**What the task asks**
What follows is a set of records; restate each one word for word and drop the pictures.

─── Data supplied

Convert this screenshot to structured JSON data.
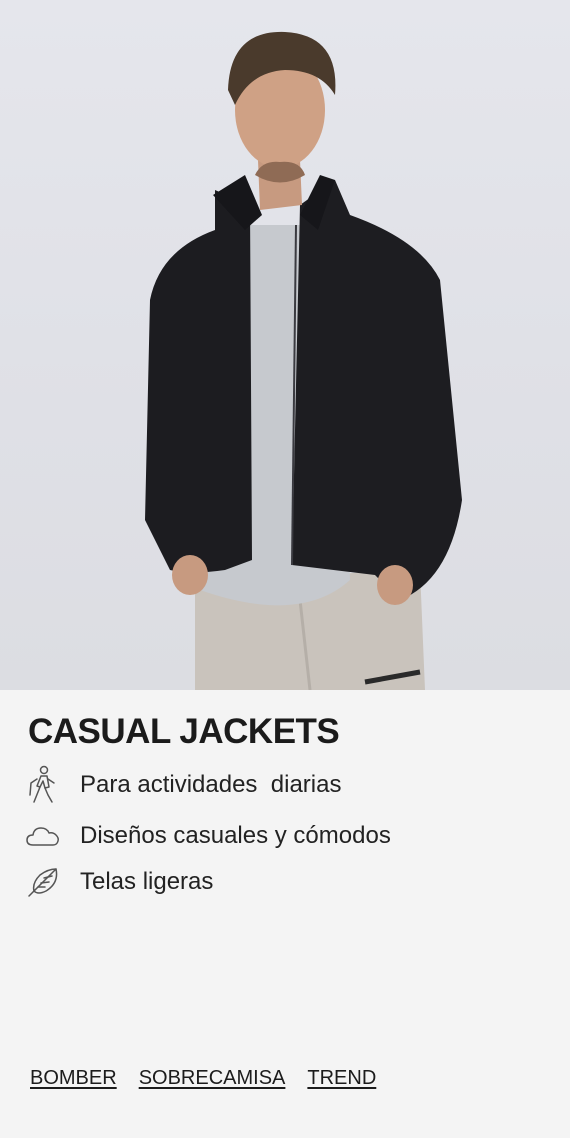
{
  "hero": {
    "image_icon": "person-wearing-black-fleece-jacket-photo"
  },
  "section": {
    "title": "CASUAL JACKETS"
  },
  "features": [
    {
      "icon": "hiker-icon",
      "label": "Para actividades  diarias"
    },
    {
      "icon": "cloud-icon",
      "label": "Diseños casuales y cómodos"
    },
    {
      "icon": "feather-icon",
      "label": "Telas ligeras"
    }
  ],
  "links": [
    {
      "label": "BOMBER"
    },
    {
      "label": "SOBRECAMISA"
    },
    {
      "label": "TREND"
    }
  ]
}
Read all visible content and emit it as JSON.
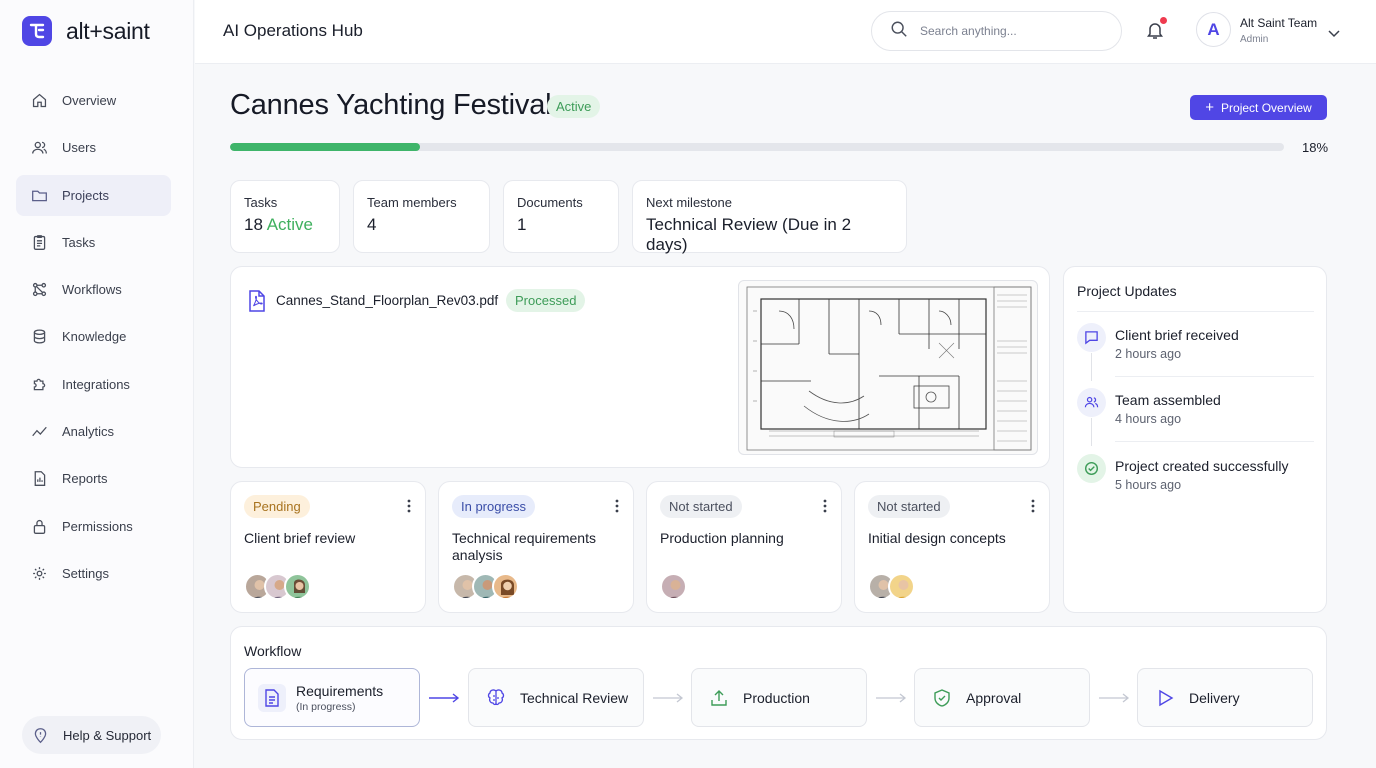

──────

**Worked solution**
Convert this screenshot to structured JSON data.
{
  "hero": {
    "image_icon": "person-wearing-black-fleece-jacket-photo"
  },
  "section": {
    "title": "CASUAL JACKETS"
  },
  "features": [
    {
      "icon": "hiker-icon",
      "label": "Para actividades  diarias"
    },
    {
      "icon": "cloud-icon",
      "label": "Diseños casuales y cómodos"
    },
    {
      "icon": "feather-icon",
      "label": "Telas ligeras"
    }
  ],
  "links": [
    {
      "label": "BOMBER"
    },
    {
      "label": "SOBRECAMISA"
    },
    {
      "label": "TREND"
    }
  ]
}
Read all visible content and emit it as JSON.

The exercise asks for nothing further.